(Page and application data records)

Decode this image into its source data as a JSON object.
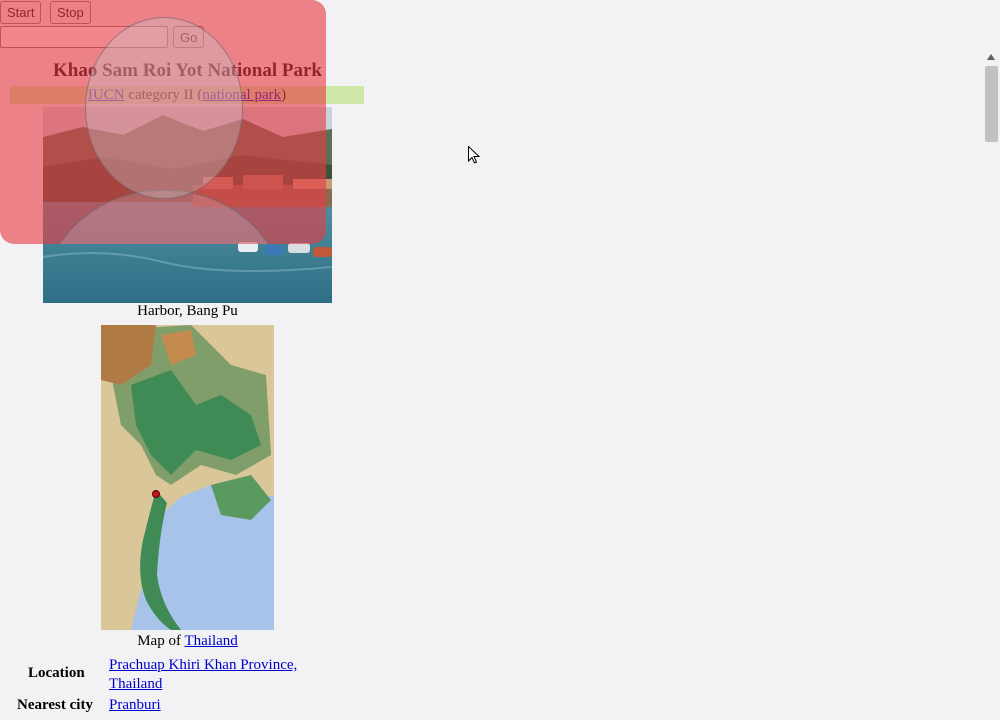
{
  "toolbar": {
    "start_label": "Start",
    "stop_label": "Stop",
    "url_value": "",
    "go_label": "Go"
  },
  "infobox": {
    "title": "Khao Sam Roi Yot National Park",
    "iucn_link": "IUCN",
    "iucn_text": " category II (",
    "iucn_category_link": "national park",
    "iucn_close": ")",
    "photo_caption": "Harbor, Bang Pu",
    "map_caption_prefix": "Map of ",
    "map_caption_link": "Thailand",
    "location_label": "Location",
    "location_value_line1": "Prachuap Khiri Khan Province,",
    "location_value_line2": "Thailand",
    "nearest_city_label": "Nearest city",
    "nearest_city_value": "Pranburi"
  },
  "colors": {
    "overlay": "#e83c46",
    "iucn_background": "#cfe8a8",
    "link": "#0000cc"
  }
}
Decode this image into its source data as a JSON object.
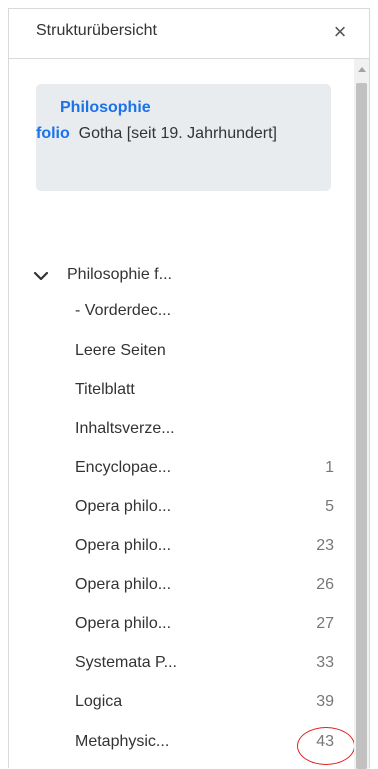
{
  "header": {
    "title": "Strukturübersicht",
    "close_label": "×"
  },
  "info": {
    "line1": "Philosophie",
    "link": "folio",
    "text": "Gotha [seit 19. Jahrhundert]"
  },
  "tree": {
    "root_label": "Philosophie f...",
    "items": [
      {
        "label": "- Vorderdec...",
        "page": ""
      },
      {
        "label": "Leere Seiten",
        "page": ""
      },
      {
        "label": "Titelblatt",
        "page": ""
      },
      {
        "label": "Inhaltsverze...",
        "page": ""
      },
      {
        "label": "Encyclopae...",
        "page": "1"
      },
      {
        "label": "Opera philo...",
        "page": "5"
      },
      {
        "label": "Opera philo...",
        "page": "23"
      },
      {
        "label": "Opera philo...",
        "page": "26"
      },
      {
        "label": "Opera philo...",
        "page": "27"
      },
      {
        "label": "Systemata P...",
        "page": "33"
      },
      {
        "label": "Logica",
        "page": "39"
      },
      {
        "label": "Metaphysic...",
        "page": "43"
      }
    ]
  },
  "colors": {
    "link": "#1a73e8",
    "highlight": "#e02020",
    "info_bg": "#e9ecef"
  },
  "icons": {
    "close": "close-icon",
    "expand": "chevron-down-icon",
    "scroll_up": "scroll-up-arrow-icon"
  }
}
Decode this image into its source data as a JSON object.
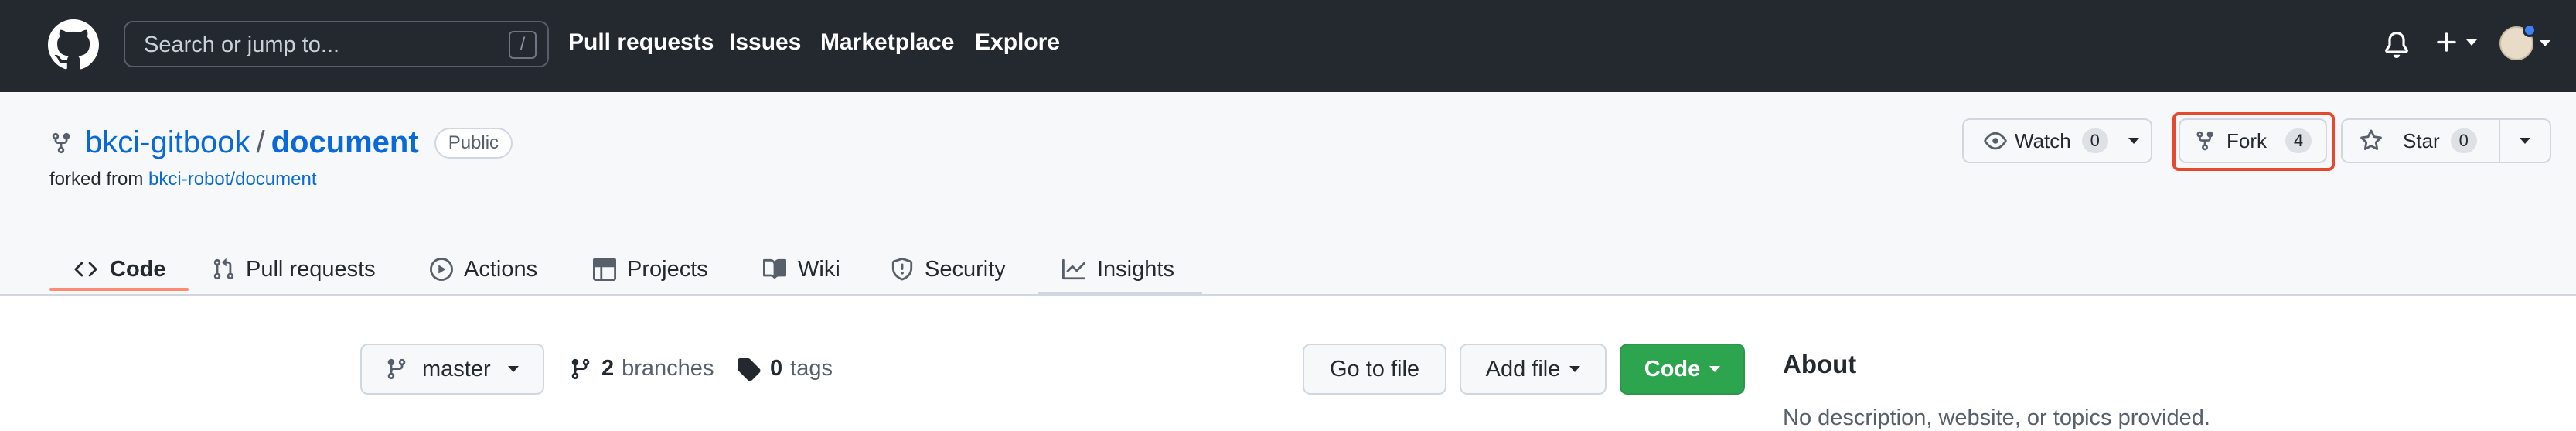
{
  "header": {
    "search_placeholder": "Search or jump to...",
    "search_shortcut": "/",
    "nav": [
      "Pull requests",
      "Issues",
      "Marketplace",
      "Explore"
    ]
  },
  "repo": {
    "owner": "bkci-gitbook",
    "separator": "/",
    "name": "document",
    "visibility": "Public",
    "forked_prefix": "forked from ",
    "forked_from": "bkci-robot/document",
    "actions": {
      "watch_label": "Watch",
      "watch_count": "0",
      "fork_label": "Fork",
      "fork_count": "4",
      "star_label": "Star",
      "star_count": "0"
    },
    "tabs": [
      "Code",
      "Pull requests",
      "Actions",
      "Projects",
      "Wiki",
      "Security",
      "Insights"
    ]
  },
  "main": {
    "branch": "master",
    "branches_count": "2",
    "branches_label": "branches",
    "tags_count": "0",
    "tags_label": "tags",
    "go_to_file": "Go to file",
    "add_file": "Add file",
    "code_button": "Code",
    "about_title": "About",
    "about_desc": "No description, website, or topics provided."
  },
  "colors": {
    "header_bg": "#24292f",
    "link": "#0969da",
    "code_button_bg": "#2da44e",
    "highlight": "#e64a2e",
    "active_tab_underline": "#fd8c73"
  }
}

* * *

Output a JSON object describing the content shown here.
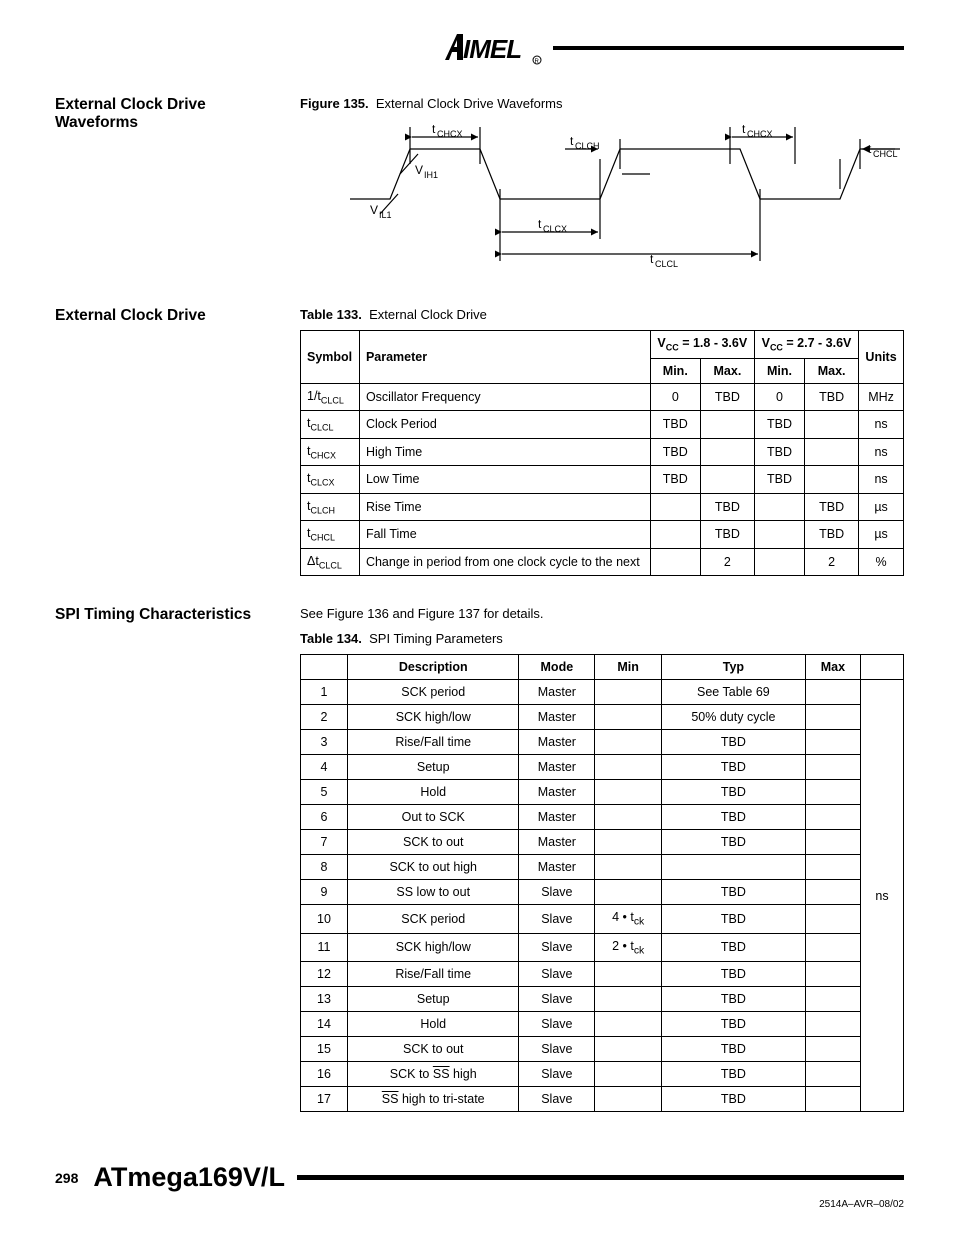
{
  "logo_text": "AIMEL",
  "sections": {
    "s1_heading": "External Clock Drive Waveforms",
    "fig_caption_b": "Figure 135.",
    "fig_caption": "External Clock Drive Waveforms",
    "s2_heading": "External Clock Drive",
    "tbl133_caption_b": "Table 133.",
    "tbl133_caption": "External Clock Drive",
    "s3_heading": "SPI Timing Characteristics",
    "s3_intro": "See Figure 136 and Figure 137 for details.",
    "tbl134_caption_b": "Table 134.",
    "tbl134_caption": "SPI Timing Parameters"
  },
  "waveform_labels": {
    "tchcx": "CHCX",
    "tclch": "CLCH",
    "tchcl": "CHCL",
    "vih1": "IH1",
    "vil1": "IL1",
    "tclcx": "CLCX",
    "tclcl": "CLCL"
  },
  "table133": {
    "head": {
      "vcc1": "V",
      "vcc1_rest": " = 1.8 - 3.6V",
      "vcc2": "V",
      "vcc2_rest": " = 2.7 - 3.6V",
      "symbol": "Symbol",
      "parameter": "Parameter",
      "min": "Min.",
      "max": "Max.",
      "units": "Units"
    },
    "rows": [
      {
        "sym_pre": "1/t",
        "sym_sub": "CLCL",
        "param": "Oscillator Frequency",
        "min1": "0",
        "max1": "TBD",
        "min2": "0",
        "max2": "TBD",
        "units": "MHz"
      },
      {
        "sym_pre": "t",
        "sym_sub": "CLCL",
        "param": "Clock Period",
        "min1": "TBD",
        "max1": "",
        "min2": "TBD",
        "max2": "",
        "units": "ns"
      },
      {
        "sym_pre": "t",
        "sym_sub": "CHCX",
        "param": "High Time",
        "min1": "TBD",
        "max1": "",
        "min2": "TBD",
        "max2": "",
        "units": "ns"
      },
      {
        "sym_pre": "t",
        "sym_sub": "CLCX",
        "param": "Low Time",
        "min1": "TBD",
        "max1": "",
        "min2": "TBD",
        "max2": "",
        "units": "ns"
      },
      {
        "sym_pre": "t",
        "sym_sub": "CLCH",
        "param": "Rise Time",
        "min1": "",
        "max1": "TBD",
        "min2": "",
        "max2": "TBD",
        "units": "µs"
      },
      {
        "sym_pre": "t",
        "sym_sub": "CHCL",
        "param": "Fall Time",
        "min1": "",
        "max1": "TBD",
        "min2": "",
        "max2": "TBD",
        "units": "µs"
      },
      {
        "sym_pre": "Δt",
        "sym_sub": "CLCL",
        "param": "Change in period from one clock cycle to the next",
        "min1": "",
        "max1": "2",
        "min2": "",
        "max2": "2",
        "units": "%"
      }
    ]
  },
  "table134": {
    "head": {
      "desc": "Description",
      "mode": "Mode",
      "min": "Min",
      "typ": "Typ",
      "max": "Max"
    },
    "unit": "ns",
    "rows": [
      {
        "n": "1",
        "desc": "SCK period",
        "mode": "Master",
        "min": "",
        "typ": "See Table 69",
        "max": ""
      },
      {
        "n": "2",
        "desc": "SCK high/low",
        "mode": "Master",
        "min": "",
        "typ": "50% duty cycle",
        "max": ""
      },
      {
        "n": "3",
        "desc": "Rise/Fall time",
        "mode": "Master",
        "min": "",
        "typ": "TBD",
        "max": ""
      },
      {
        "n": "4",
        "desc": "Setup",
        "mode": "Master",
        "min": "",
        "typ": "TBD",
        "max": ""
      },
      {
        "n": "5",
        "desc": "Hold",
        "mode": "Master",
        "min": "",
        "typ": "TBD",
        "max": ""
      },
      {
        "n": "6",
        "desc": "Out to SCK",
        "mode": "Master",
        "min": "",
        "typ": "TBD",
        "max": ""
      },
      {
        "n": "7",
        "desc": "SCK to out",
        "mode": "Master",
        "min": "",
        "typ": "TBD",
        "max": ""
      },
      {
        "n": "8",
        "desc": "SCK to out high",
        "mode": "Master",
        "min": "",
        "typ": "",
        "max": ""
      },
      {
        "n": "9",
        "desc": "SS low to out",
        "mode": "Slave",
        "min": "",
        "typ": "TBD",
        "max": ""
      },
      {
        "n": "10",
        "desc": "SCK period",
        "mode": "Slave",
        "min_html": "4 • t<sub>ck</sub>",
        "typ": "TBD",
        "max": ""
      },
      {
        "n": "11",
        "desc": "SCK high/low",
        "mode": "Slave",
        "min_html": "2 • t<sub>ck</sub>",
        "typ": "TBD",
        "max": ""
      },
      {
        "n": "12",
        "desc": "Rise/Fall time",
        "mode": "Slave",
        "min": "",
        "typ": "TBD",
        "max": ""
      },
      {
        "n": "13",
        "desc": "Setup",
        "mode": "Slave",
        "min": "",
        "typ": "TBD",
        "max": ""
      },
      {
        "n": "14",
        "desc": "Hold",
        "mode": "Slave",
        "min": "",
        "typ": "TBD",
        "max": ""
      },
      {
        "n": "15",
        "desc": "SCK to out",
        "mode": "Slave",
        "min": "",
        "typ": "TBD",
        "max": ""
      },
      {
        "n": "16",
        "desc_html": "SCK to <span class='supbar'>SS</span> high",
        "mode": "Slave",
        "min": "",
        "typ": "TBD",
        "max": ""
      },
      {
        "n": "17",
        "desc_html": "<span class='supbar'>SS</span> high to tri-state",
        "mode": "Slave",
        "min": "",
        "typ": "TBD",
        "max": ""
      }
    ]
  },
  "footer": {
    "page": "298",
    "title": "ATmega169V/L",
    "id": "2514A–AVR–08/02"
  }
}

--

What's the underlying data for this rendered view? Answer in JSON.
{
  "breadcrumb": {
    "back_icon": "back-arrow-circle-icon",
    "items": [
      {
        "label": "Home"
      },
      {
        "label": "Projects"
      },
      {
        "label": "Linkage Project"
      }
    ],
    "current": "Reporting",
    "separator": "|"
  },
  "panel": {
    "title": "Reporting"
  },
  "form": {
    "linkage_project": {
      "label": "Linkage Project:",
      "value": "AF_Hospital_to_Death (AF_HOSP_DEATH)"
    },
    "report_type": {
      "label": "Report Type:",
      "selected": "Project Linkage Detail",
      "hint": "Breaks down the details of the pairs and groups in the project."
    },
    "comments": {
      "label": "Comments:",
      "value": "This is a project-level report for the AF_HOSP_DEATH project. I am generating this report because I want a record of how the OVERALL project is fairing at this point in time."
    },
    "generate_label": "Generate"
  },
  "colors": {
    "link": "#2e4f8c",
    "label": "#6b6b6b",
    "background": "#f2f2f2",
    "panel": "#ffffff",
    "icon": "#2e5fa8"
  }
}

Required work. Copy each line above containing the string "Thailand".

Answer section.
    "map_caption_link": "Thailand",
    "location_value_line2": "Thailand",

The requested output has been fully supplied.